Livy writes in the preface: “The study of history is the best medicine for a sick mind; for in history you have a record of the infinite variety of human experience plainly set out for all to see: and in that record you can find for yourself and your country both examples and warnings: fine things to take as models, base things, rotten through and through, to avoid.”
The class struggle still exists, and it is still rotten. For the Plebeians hope is the dope their masters keep pushing, but it’s a weak dose, just enough to keep ’em strung out. The Patricians meanwhile continue to sit high on the hog.

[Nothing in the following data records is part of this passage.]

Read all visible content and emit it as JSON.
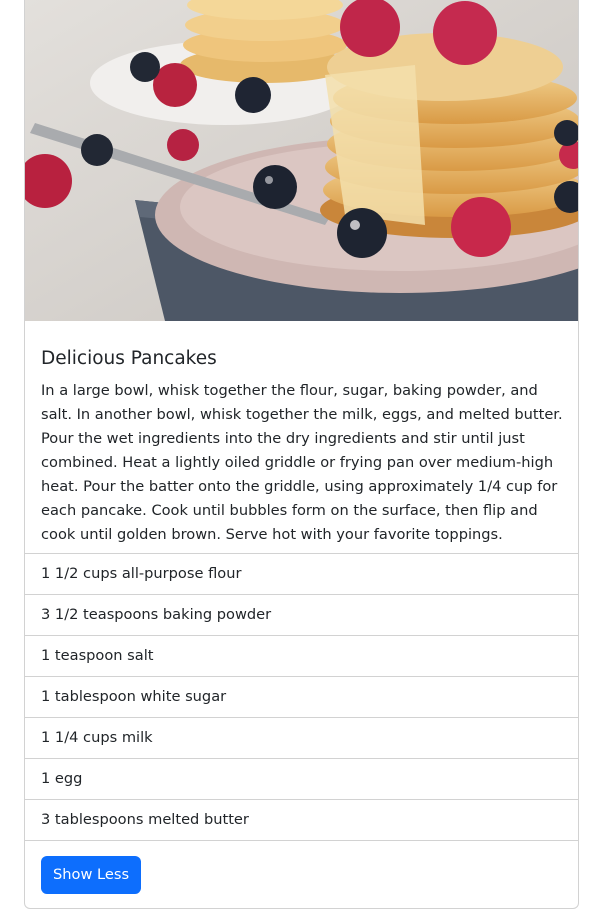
{
  "recipe": {
    "title": "Delicious Pancakes",
    "description": "In a large bowl, whisk together the flour, sugar, baking powder, and salt. In another bowl, whisk together the milk, eggs, and melted butter. Pour the wet ingredients into the dry ingredients and stir until just combined. Heat a lightly oiled griddle or frying pan over medium-high heat. Pour the batter onto the griddle, using approximately 1/4 cup for each pancake. Cook until bubbles form on the surface, then flip and cook until golden brown. Serve hot with your favorite toppings.",
    "ingredients": [
      "1 1/2 cups all-purpose flour",
      "3 1/2 teaspoons baking powder",
      "1 teaspoon salt",
      "1 tablespoon white sugar",
      "1 1/4 cups milk",
      "1 egg",
      "3 tablespoons melted butter"
    ],
    "toggle_label": "Show Less"
  },
  "colors": {
    "primary": "#0d6efd",
    "text": "#212529",
    "border": "#dee2e6"
  }
}
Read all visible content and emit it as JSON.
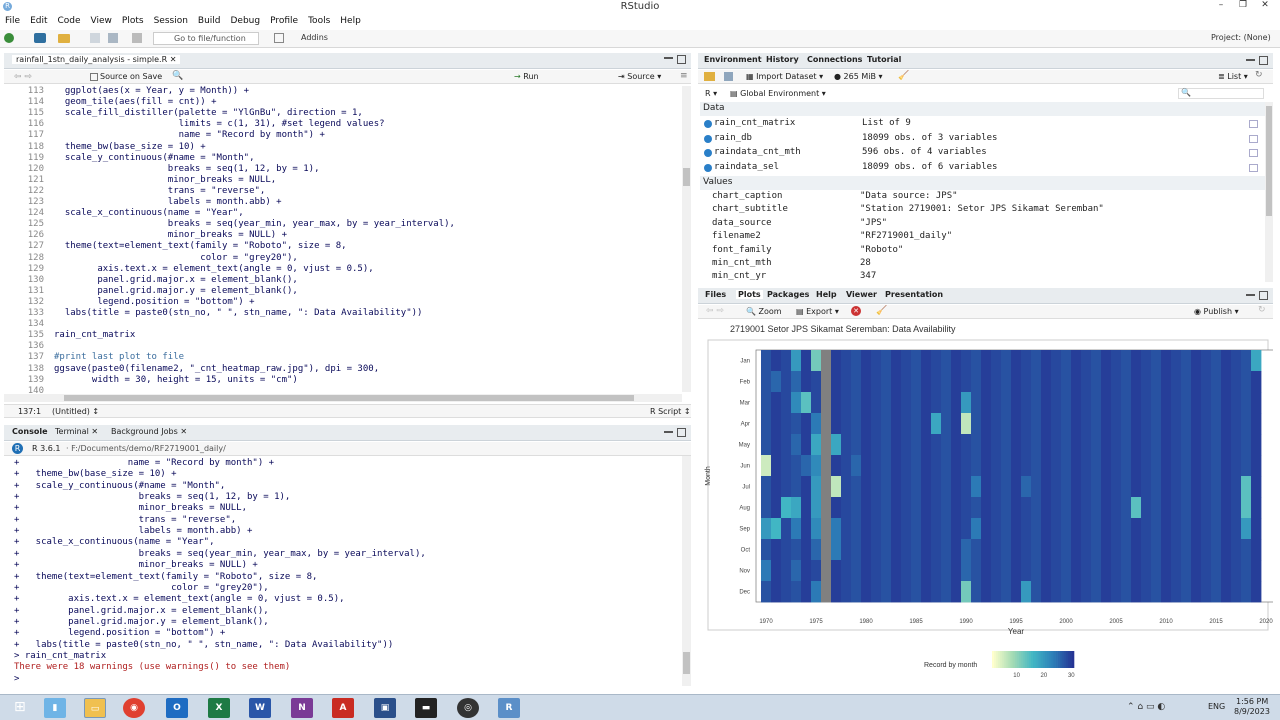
{
  "window": {
    "title": "RStudio"
  },
  "menu": [
    "File",
    "Edit",
    "Code",
    "View",
    "Plots",
    "Session",
    "Build",
    "Debug",
    "Profile",
    "Tools",
    "Help"
  ],
  "toolbar": {
    "goto_placeholder": "Go to file/function",
    "addins": "Addins",
    "project": "Project: (None)"
  },
  "editor": {
    "tab": "rainfall_1stn_daily_analysis - simple.R",
    "source_on_save": "Source on Save",
    "run": "Run",
    "source": "Source",
    "lines": [
      {
        "n": "113",
        "t": "  ggplot(aes(x = Year, y = Month)) +"
      },
      {
        "n": "114",
        "t": "  geom_tile(aes(fill = cnt)) +"
      },
      {
        "n": "115",
        "t": "  scale_fill_distiller(palette = \"YlGnBu\", direction = 1,"
      },
      {
        "n": "116",
        "t": "                       limits = c(1, 31), #set legend values?"
      },
      {
        "n": "117",
        "t": "                       name = \"Record by month\") +"
      },
      {
        "n": "118",
        "t": "  theme_bw(base_size = 10) +"
      },
      {
        "n": "119",
        "t": "  scale_y_continuous(#name = \"Month\","
      },
      {
        "n": "120",
        "t": "                     breaks = seq(1, 12, by = 1),"
      },
      {
        "n": "121",
        "t": "                     minor_breaks = NULL,"
      },
      {
        "n": "122",
        "t": "                     trans = \"reverse\","
      },
      {
        "n": "123",
        "t": "                     labels = month.abb) +"
      },
      {
        "n": "124",
        "t": "  scale_x_continuous(name = \"Year\","
      },
      {
        "n": "125",
        "t": "                     breaks = seq(year_min, year_max, by = year_interval),"
      },
      {
        "n": "126",
        "t": "                     minor_breaks = NULL) +"
      },
      {
        "n": "127",
        "t": "  theme(text=element_text(family = \"Roboto\", size = 8,"
      },
      {
        "n": "128",
        "t": "                           color = \"grey20\"),"
      },
      {
        "n": "129",
        "t": "        axis.text.x = element_text(angle = 0, vjust = 0.5),"
      },
      {
        "n": "130",
        "t": "        panel.grid.major.x = element_blank(),"
      },
      {
        "n": "131",
        "t": "        panel.grid.major.y = element_blank(),"
      },
      {
        "n": "132",
        "t": "        legend.position = \"bottom\") +"
      },
      {
        "n": "133",
        "t": "  labs(title = paste0(stn_no, \" \", stn_name, \": Data Availability\"))"
      },
      {
        "n": "134",
        "t": ""
      },
      {
        "n": "135",
        "t": "rain_cnt_matrix"
      },
      {
        "n": "136",
        "t": ""
      },
      {
        "n": "137",
        "t": "#print last plot to file"
      },
      {
        "n": "138",
        "t": "ggsave(paste0(filename2, \"_cnt_heatmap_raw.jpg\"), dpi = 300,"
      },
      {
        "n": "139",
        "t": "       width = 30, height = 15, units = \"cm\")"
      },
      {
        "n": "140",
        "t": ""
      },
      {
        "n": "141",
        "t": ""
      }
    ],
    "status_pos": "137:1",
    "status_scope": "(Untitled)",
    "status_lang": "R Script"
  },
  "console": {
    "tabs": [
      "Console",
      "Terminal",
      "Background Jobs"
    ],
    "rversion": "R 3.6.1",
    "path": "F:/Documents/demo/RF2719001_daily/",
    "lines": [
      "+                    name = \"Record by month\") +",
      "+   theme_bw(base_size = 10) +",
      "+   scale_y_continuous(#name = \"Month\",",
      "+                      breaks = seq(1, 12, by = 1),",
      "+                      minor_breaks = NULL,",
      "+                      trans = \"reverse\",",
      "+                      labels = month.abb) +",
      "+   scale_x_continuous(name = \"Year\",",
      "+                      breaks = seq(year_min, year_max, by = year_interval),",
      "+                      minor_breaks = NULL) +",
      "+   theme(text=element_text(family = \"Roboto\", size = 8,",
      "+                            color = \"grey20\"),",
      "+         axis.text.x = element_text(angle = 0, vjust = 0.5),",
      "+         panel.grid.major.x = element_blank(),",
      "+         panel.grid.major.y = element_blank(),",
      "+         legend.position = \"bottom\") +",
      "+   labs(title = paste0(stn_no, \" \", stn_name, \": Data Availability\"))",
      "> rain_cnt_matrix"
    ],
    "warning": "There were 18 warnings (use warnings() to see them)",
    "prompt": ">"
  },
  "env": {
    "tabs": [
      "Environment",
      "History",
      "Connections",
      "Tutorial"
    ],
    "import": "Import Dataset",
    "mem": "265 MiB",
    "list": "List",
    "lang": "R",
    "scope": "Global Environment",
    "data_hdr": "Data",
    "values_hdr": "Values",
    "data": [
      {
        "name": "rain_cnt_matrix",
        "value": "List of  9"
      },
      {
        "name": "rain_db",
        "value": "18099 obs. of 3 variables"
      },
      {
        "name": "raindata_cnt_mth",
        "value": "596 obs. of 4 variables"
      },
      {
        "name": "raindata_sel",
        "value": "18099 obs. of 6 variables"
      }
    ],
    "values": [
      {
        "name": "chart_caption",
        "value": "\"Data source: JPS\""
      },
      {
        "name": "chart_subtitle",
        "value": "\"Station 2719001: Setor JPS Sikamat Seremban\""
      },
      {
        "name": "data_source",
        "value": "\"JPS\""
      },
      {
        "name": "filename2",
        "value": "\"RF2719001_daily\""
      },
      {
        "name": "font_family",
        "value": "\"Roboto\""
      },
      {
        "name": "min_cnt_mth",
        "value": "28"
      },
      {
        "name": "min_cnt_yr",
        "value": "347"
      }
    ]
  },
  "plots": {
    "tabs": [
      "Files",
      "Plots",
      "Packages",
      "Help",
      "Viewer",
      "Presentation"
    ],
    "zoom": "Zoom",
    "export": "Export",
    "publish": "Publish"
  },
  "chart_data": {
    "type": "heatmap",
    "title": "2719001 Setor JPS Sikamat Seremban: Data Availability",
    "xlabel": "Year",
    "ylabel": "Month",
    "x_ticks": [
      1970,
      1975,
      1980,
      1985,
      1990,
      1995,
      2000,
      2005,
      2010,
      2015,
      2020
    ],
    "y_ticks": [
      "Jan",
      "Feb",
      "Mar",
      "Apr",
      "May",
      "Jun",
      "Jul",
      "Aug",
      "Sep",
      "Oct",
      "Nov",
      "Dec"
    ],
    "xlim": [
      1969,
      2021
    ],
    "legend_title": "Record by month",
    "legend_ticks": [
      10,
      20,
      30
    ],
    "legend_position": "bottom",
    "palette": [
      "#ffffcc",
      "#a1dab4",
      "#41b6c4",
      "#2c7fb8",
      "#253494"
    ],
    "missing_color": "#808080",
    "year_start": 1970,
    "year_end": 2019,
    "default_value": 30,
    "missing_year": 1976,
    "anomalies": [
      {
        "year": 1973,
        "month": 1,
        "value": 20
      },
      {
        "year": 1975,
        "month": 1,
        "value": 12
      },
      {
        "year": 1971,
        "month": 2,
        "value": 26
      },
      {
        "year": 1973,
        "month": 2,
        "value": 26
      },
      {
        "year": 1973,
        "month": 3,
        "value": 22
      },
      {
        "year": 1974,
        "month": 3,
        "value": 14
      },
      {
        "year": 1990,
        "month": 3,
        "value": 20
      },
      {
        "year": 1975,
        "month": 4,
        "value": 24
      },
      {
        "year": 1987,
        "month": 4,
        "value": 18
      },
      {
        "year": 1990,
        "month": 4,
        "value": 6
      },
      {
        "year": 1973,
        "month": 5,
        "value": 26
      },
      {
        "year": 1975,
        "month": 5,
        "value": 18
      },
      {
        "year": 1977,
        "month": 5,
        "value": 18
      },
      {
        "year": 1970,
        "month": 6,
        "value": 5
      },
      {
        "year": 1975,
        "month": 6,
        "value": 22
      },
      {
        "year": 1974,
        "month": 6,
        "value": 26
      },
      {
        "year": 1979,
        "month": 6,
        "value": 26
      },
      {
        "year": 1977,
        "month": 7,
        "value": 6
      },
      {
        "year": 1975,
        "month": 7,
        "value": 20
      },
      {
        "year": 1991,
        "month": 7,
        "value": 24
      },
      {
        "year": 1996,
        "month": 7,
        "value": 26
      },
      {
        "year": 2018,
        "month": 7,
        "value": 14
      },
      {
        "year": 1972,
        "month": 8,
        "value": 16
      },
      {
        "year": 1973,
        "month": 8,
        "value": 18
      },
      {
        "year": 1975,
        "month": 8,
        "value": 20
      },
      {
        "year": 2007,
        "month": 8,
        "value": 14
      },
      {
        "year": 2018,
        "month": 8,
        "value": 14
      },
      {
        "year": 1970,
        "month": 9,
        "value": 20
      },
      {
        "year": 1971,
        "month": 9,
        "value": 16
      },
      {
        "year": 1973,
        "month": 9,
        "value": 24
      },
      {
        "year": 1975,
        "month": 9,
        "value": 22
      },
      {
        "year": 1977,
        "month": 9,
        "value": 24
      },
      {
        "year": 1991,
        "month": 9,
        "value": 24
      },
      {
        "year": 2018,
        "month": 9,
        "value": 20
      },
      {
        "year": 1977,
        "month": 10,
        "value": 24
      },
      {
        "year": 1975,
        "month": 10,
        "value": 26
      },
      {
        "year": 1990,
        "month": 10,
        "value": 26
      },
      {
        "year": 1970,
        "month": 11,
        "value": 24
      },
      {
        "year": 1973,
        "month": 11,
        "value": 26
      },
      {
        "year": 1990,
        "month": 11,
        "value": 26
      },
      {
        "year": 1975,
        "month": 12,
        "value": 24
      },
      {
        "year": 1990,
        "month": 12,
        "value": 12
      },
      {
        "year": 1996,
        "month": 12,
        "value": 20
      },
      {
        "year": 2019,
        "month": 1,
        "value": 18
      }
    ]
  },
  "taskbar": {
    "lang": "ENG",
    "time": "1:56 PM",
    "date": "8/9/2023",
    "apps": [
      "O",
      "X",
      "W",
      "N",
      "R"
    ]
  }
}
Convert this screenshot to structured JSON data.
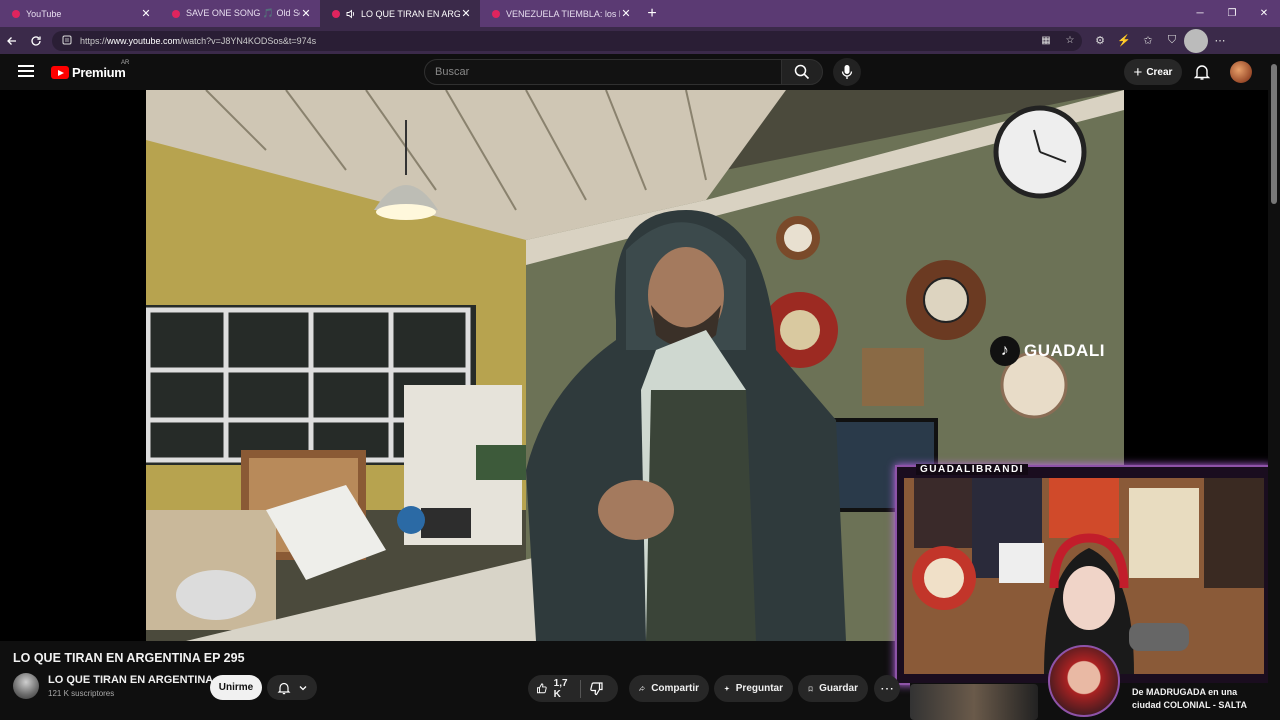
{
  "browser": {
    "tabs": [
      {
        "title": "YouTube",
        "active": false,
        "audio": false
      },
      {
        "title": "SAVE ONE SONG 🎵 Old Song vs",
        "active": false,
        "audio": false
      },
      {
        "title": "LO QUE TIRAN EN ARGENTINA",
        "active": true,
        "audio": true
      },
      {
        "title": "VENEZUELA TIEMBLA: los héroes c",
        "active": false,
        "audio": false
      }
    ],
    "close_glyph": "✕",
    "new_tab_glyph": "+",
    "url_prefix": "https://",
    "url_host": "www.youtube.com",
    "url_path": "/watch?v=J8YN4KODSos&t=974s",
    "window_controls": [
      "─",
      "❐",
      "✕"
    ]
  },
  "youtube": {
    "logo_text": "Premium",
    "country_code": "AR",
    "search_placeholder": "Buscar",
    "create_label": "Crear",
    "create_plus": "+"
  },
  "video": {
    "watermark": "GUADALI",
    "streamer_name": "GUADALIBRANDI",
    "title": "LO QUE TIRAN EN ARGENTINA EP 295",
    "channel_name": "LO QUE TIRAN EN ARGENTINA",
    "subscribers": "121 K suscriptores",
    "join_label": "Unirme",
    "likes": "1,7 K",
    "share_label": "Compartir",
    "ask_label": "Preguntar",
    "save_label": "Guardar",
    "more_glyph": "⋯"
  },
  "recommendation": {
    "line1": "De MADRUGADA en una",
    "line2": "ciudad COLONIAL - SALTA"
  },
  "colors": {
    "tabstrip": "#5b3a73",
    "active_tab": "#3b2a4a",
    "yt_red": "#ff0000",
    "overlay_border": "#8e53a8"
  }
}
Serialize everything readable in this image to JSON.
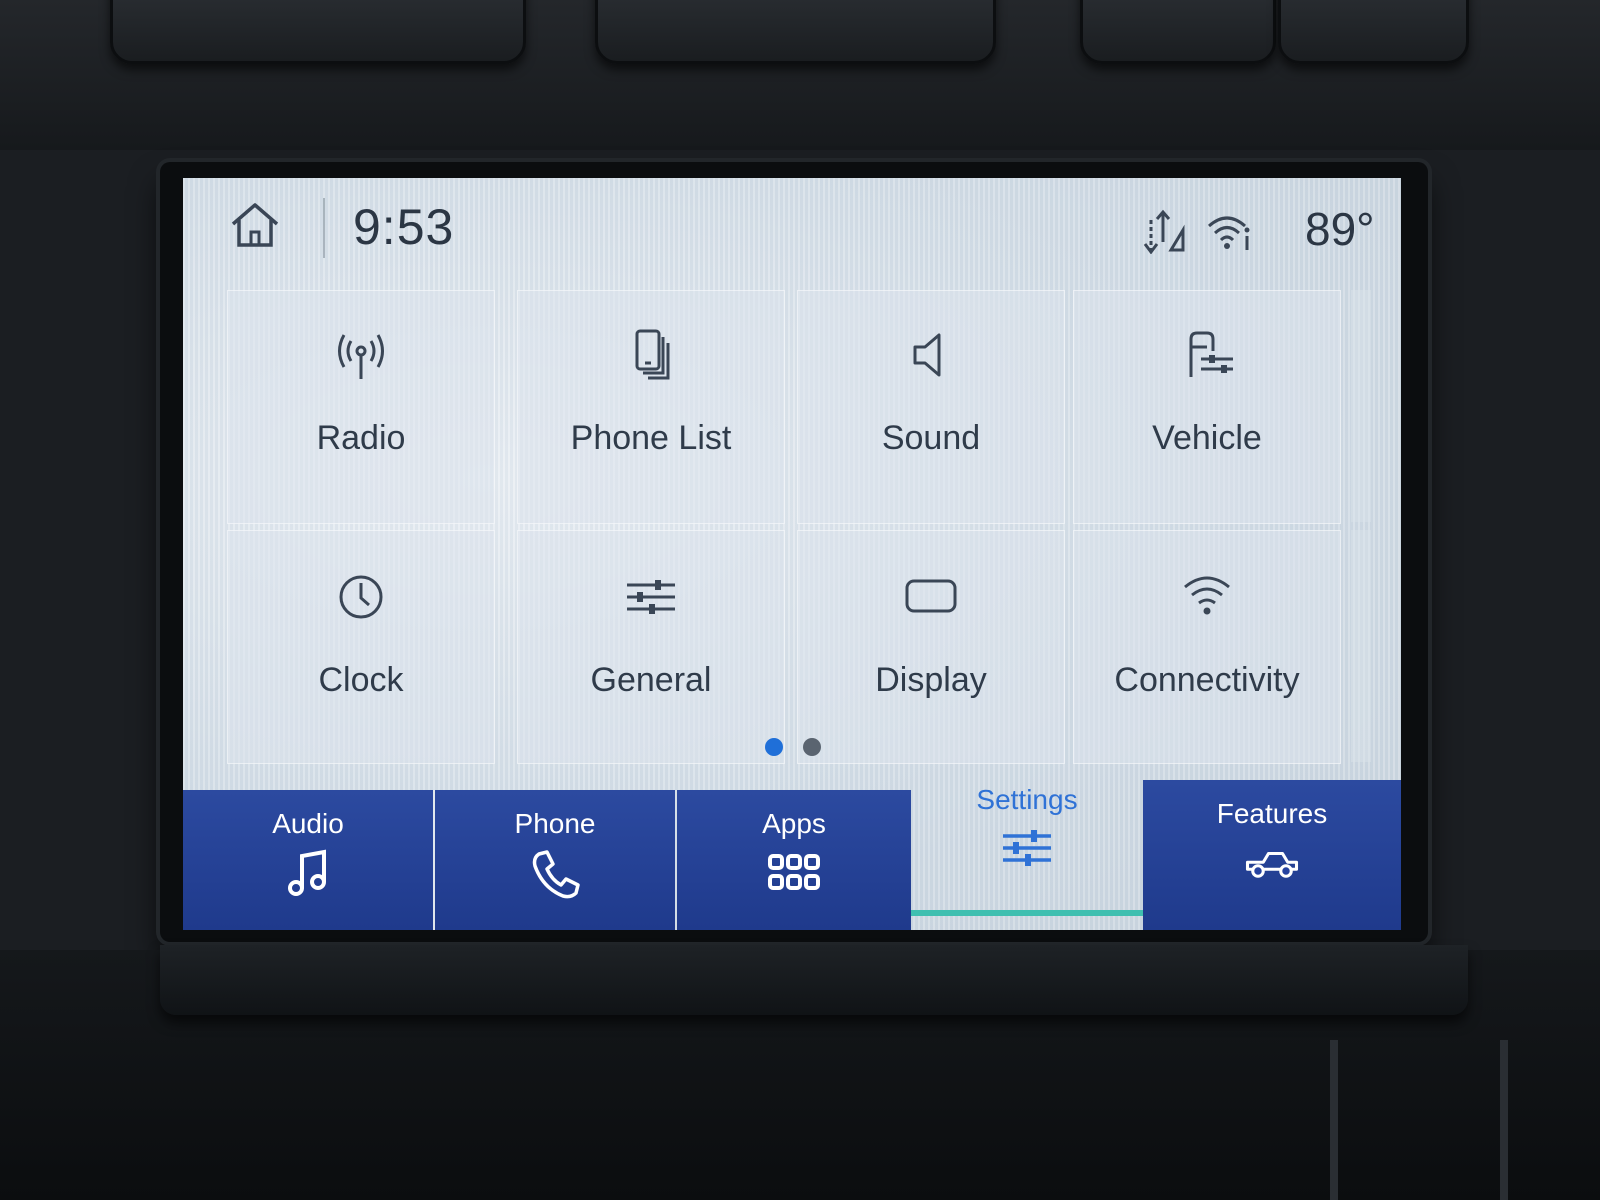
{
  "status_bar": {
    "time": "9:53",
    "temperature": "89°",
    "icons": [
      "home-icon",
      "sync-icon",
      "wifi-icon"
    ]
  },
  "tiles": [
    {
      "label": "Radio",
      "icon": "antenna-icon"
    },
    {
      "label": "Phone List",
      "icon": "phones-icon"
    },
    {
      "label": "Sound",
      "icon": "speaker-icon"
    },
    {
      "label": "Vehicle",
      "icon": "vehicle-settings-icon"
    },
    {
      "label": "Clock",
      "icon": "clock-icon"
    },
    {
      "label": "General",
      "icon": "sliders-icon"
    },
    {
      "label": "Display",
      "icon": "screen-icon"
    },
    {
      "label": "Connectivity",
      "icon": "wifi-icon"
    }
  ],
  "pagination": {
    "current": 1,
    "total": 2,
    "active_color": "#1f6fd8",
    "inactive_color": "#5a6470"
  },
  "nav": [
    {
      "label": "Audio",
      "icon": "music-note-icon"
    },
    {
      "label": "Phone",
      "icon": "phone-handset-icon"
    },
    {
      "label": "Apps",
      "icon": "apps-grid-icon"
    },
    {
      "label": "Settings",
      "icon": "sliders-icon",
      "active": true
    },
    {
      "label": "Features",
      "icon": "truck-icon"
    }
  ],
  "colors": {
    "nav_bg": "#2542a0",
    "active_label": "#2f72d6",
    "active_underline": "#3fbfb0"
  }
}
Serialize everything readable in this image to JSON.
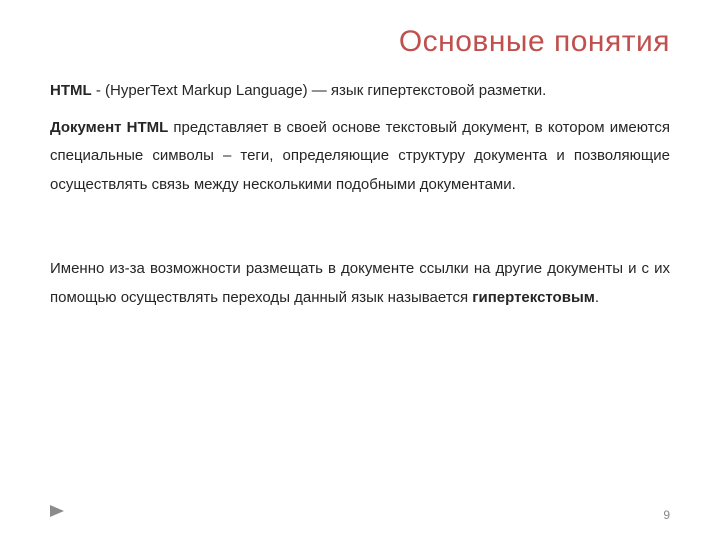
{
  "title": "Основные понятия",
  "para1_bold": "HTML",
  "para1_rest": " - (HyperText Markup Language) — язык гипертекстовой разметки.",
  "para2_bold": "Документ HTML",
  "para2_rest": " представляет в своей основе текстовый документ, в котором имеются специальные символы – теги, определяющие структуру документа и позволяющие осуществлять связь между несколькими подобными документами.",
  "para3_pre": "Именно из-за возможности размещать в документе ссылки на другие документы и с их помощью осуществлять переходы данный язык называется ",
  "para3_bold": "гипертекстовым",
  "para3_post": ".",
  "page_number": "9"
}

The history is there for all to see, but the power elite owns powerful tools to blind people from seeing it, and hence learning lessons from it. They keep a nice clean the sheet of the collective memory. When is the last time you saw a history of American labor on the TV? We get barraged with content on the history of war, and capitalism, and politicians, and celebrity, but you will be hard-pressed to find anything on the struggle for unions, equal rights and fair wages and better working conditions. Several years ago I visited the Newseum in Washington, which was advertised as the national museum on the history of the American media, dedicated to news and journalism that promoted free expression and the First Amendment. I found precious little material on working class movements, strikes or industrial and corporate malfeasance. How much of this information were you taught in school? How much is in the textbooks? Yet most of us spend a large portion of our waking lives laboring. I imagine you will hear plenty about Chinese balloons today though. Not much has changed in the 2700 years since Livy’s tales. RF